Fire and full moon, October 2011
Camping in the bush last night, we warmed ourselves by the log fire and gazed at the full moon.

In the morning, we enjoyed washing in the river and playing on its bank. I feel like a new person after I wash and change my clothes!

Girls on the bank of the Goulburn River, October 2011
The Goulburn River meanders through Goulburn River National Park, providing clear, fresh water to campers.

Delaney and Calista on banks of the Goulburn River, October 2011
Delaney and Calista engage in the age-old recreation of rock-tossing. Each splash is somehow deeply satisfying.

Aisha and Brioni on the banks of the Goulburn River, October 2011
Aisha and Brioni are making little fairy homes amongst the flat river stones.

Girls with strange dog, October 2011
This friendly dog wandered up to the girls while they were playing at the riverbank and stayed close to us until we drove away. The park ranger thought it belonged to the adjacent property owners, as it clearly isn't a stray or a wild dog. Brioni, especially, made good friends with it and she wanted to name it "Samantha".

Camping on the bank of the Goulburn River, October 2011
We parked within easy access of the river on a mostly level section of land off the road.
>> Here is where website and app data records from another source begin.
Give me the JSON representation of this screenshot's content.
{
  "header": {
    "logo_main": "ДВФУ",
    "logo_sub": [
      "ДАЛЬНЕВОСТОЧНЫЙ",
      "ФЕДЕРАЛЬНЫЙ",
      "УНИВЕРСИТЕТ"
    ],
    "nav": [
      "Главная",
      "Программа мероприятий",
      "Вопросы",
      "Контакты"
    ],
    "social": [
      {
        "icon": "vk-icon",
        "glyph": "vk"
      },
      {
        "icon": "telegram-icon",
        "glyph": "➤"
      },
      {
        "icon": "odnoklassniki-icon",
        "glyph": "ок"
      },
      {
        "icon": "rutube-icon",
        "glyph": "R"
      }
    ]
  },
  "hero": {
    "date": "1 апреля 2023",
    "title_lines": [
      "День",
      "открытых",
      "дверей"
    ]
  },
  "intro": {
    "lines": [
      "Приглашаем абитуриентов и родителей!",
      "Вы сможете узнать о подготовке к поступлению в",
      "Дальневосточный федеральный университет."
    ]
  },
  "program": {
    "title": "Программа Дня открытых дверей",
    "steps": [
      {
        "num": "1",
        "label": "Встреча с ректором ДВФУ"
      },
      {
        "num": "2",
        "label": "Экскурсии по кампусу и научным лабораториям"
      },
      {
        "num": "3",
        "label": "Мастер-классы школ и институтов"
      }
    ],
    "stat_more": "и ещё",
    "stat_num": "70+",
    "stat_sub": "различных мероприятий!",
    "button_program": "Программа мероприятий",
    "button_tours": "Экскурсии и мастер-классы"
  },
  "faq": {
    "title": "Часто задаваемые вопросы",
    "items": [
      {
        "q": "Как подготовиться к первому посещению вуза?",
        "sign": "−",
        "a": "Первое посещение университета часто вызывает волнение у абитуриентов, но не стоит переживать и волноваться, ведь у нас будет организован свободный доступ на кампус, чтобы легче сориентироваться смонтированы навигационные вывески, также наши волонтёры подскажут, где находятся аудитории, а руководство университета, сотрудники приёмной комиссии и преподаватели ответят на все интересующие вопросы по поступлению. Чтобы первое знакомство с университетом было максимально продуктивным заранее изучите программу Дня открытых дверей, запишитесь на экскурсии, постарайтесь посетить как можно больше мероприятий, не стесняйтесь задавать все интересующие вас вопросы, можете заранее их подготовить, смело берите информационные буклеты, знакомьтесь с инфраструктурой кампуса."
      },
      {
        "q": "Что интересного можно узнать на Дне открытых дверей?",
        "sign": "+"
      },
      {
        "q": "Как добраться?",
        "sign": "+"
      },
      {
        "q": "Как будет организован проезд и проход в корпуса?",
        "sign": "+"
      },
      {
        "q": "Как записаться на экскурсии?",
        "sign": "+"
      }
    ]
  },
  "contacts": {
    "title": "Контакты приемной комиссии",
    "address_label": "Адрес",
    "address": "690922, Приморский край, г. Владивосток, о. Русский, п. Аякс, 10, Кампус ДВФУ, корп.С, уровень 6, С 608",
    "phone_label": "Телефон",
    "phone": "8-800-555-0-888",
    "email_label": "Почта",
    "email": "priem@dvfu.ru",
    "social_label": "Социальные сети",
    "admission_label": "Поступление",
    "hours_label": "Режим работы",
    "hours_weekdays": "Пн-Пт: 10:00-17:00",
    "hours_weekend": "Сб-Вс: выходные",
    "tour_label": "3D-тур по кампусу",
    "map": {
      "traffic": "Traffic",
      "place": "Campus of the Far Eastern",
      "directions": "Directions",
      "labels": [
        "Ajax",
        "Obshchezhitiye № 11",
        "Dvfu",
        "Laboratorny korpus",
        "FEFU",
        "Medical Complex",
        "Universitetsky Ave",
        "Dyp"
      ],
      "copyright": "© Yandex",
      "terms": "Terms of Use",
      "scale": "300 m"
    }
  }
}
There were well-used campsites closer to the water, but we opted to stay up a bit higher.

Getting stuck was a lesson to remind me to be content in my present circumstances. Although nothing was actually wrong, I felt angry, aggrieved and disappointed with myself for getting us into that predicament.

I was also too attached to my arbitrary desire of reaching the town of Mudgee before nightfall, and getting bogged clearly meant we wouldn’t be able to do so. When I attach my ego to a destination, I forget to enjoy each aspect of the journey.

Being in a negative state of mind, I couldn’t accept the gift that was in front of me — a clear, flowing river with an easy parking spot for us to stay overnight! In the end, getting stuck was the best thing for our family because we could enjoy the bush environment for another night and day before heading into town. And it was the necessary development to make me to slow down, to take it easy, to chill out and remember to enjoy the journey.

I’m well-versed with the theory of contentment in the present moment, but clearly I’m still struggling to put it into practice. However, each incident that leads me into self-examination is a progression along my own spiritual journey. When I recognise what an ugly attitude looks like, when I can finally step back and see circumstances as neutral — and just waiting for my positive response — I can embrace everything as a Divine gift to take the rough edges off me!